Finally, training: I do not believe the claim that W.T.F. offers "professional level training".

If I actually spend the time and money to buy an airplane ticket and live in a hotel (for weeks?) to participate in a training course provided by W.T.F., what is the credential that I'll gain?  What are the palpable skills that I'll gain?

If I have to convince my mother to pay for this course you're offering (in the same way that I'd have to convince her to pay for my tuition if I decided I wanted to become a dentist) where is the evidence that this is A PROFESSION for which I'm receiving PROFESSIONAL TRAINING that is really going to change the rest of my life?
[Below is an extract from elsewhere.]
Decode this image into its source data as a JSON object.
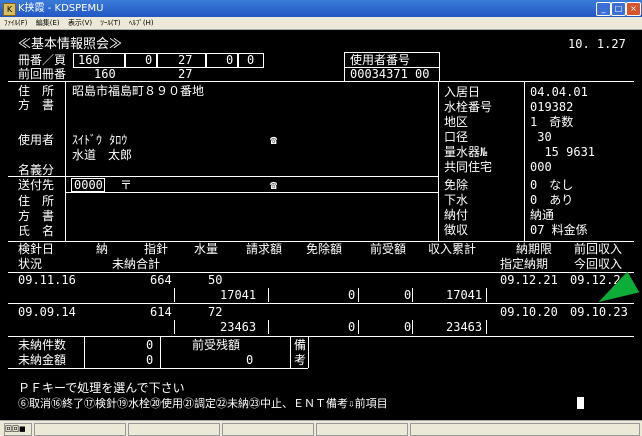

I can only remember speaking to one other vegan organization that offered training of this kind, and I can say (honestly) that when I looked into the "training" they were offering, it was far, far worse than just casually watching the youtube videos on my own channel that discuss the history of the vegan movement and the "brass tacks" of how to organize dissent.  The reality was that they (i.e., this vegan organization that I'm leaving nameless) could offer nothing more than participating in Skype calls with middle aged windbags who haven't accomplished anything, as they pat themselves on the back for their past "activism" and vaguely encourage the next generation to "try their best", refusing to deal with any difficult questions, refusing even to engage in basic fact checking (let alone real research, etc.). In 2022, there are a whole lot of Skype calls like that going on… and there IS NOT much to be learned from them (aside from the demonstrable stupidity of the grey haired generation of vegan activists who have taken us so far, but can go no further).

I studied political science at the University of Toronto, and the quality of education was abysmal; however, if I compare the "pep talks" offered by DxE (as "training") I would have to say that a university education in pol. sci. is immeasurably better.

The idea of providing "professional training" in vegan activism is an interesting, daunting and slightly surreal one.  I honestly can't imagine Gary Francione doing a good job at it (and he has tried).  I can't imagine anyone from P.E.T.A. doing a good at it.

If I were to sign up for this "professional training" in 2022, what can W.T.F. offer me?  (And please note, I am in need of a profession! I can devote a great deal of time and money to this, enrolling in baking college to become a vegan baker didn't work out.)  If I were to sign up in 2027, what would W.T.F. be able to offer me?


I never heard back from you guys.

(1) Here's a relatively causal conversation with Sky of PETA & "Vegan of Course"… he actually read my book (Veganism: Future of an Illusion) in the few days AFTER this interview was recorded (not before).

(2) Two of the book chapters have been uploaded as youtube videos (one is bilingual in English + French, the other is bilingual in English + Spanish).

The interview with Sky, above, you can listen to fairly casually while washing the dishes (etc.) but I admit: these (as narrated book chapters) are relatively exhausting (and require more of your attention… so to speak).

(3) The vegan movement is going to change.

It's going to change because it has to.

Progress is an ideology; change is an objective fact.

The future of this movement, James, is not Mariquita Solis of Vegan Empowerment Coaching.  And it's not Paul Bashir.  And it's not Peter Singer.  And it's not Wayne Hsiung.

And you know it.

On some level you know it: the next 20 years of the movement cannot consist of repeating the errors made in the last 20 years, again and again.  No matter how many millions of dollars from donors encourage precisely the repetition of those errors.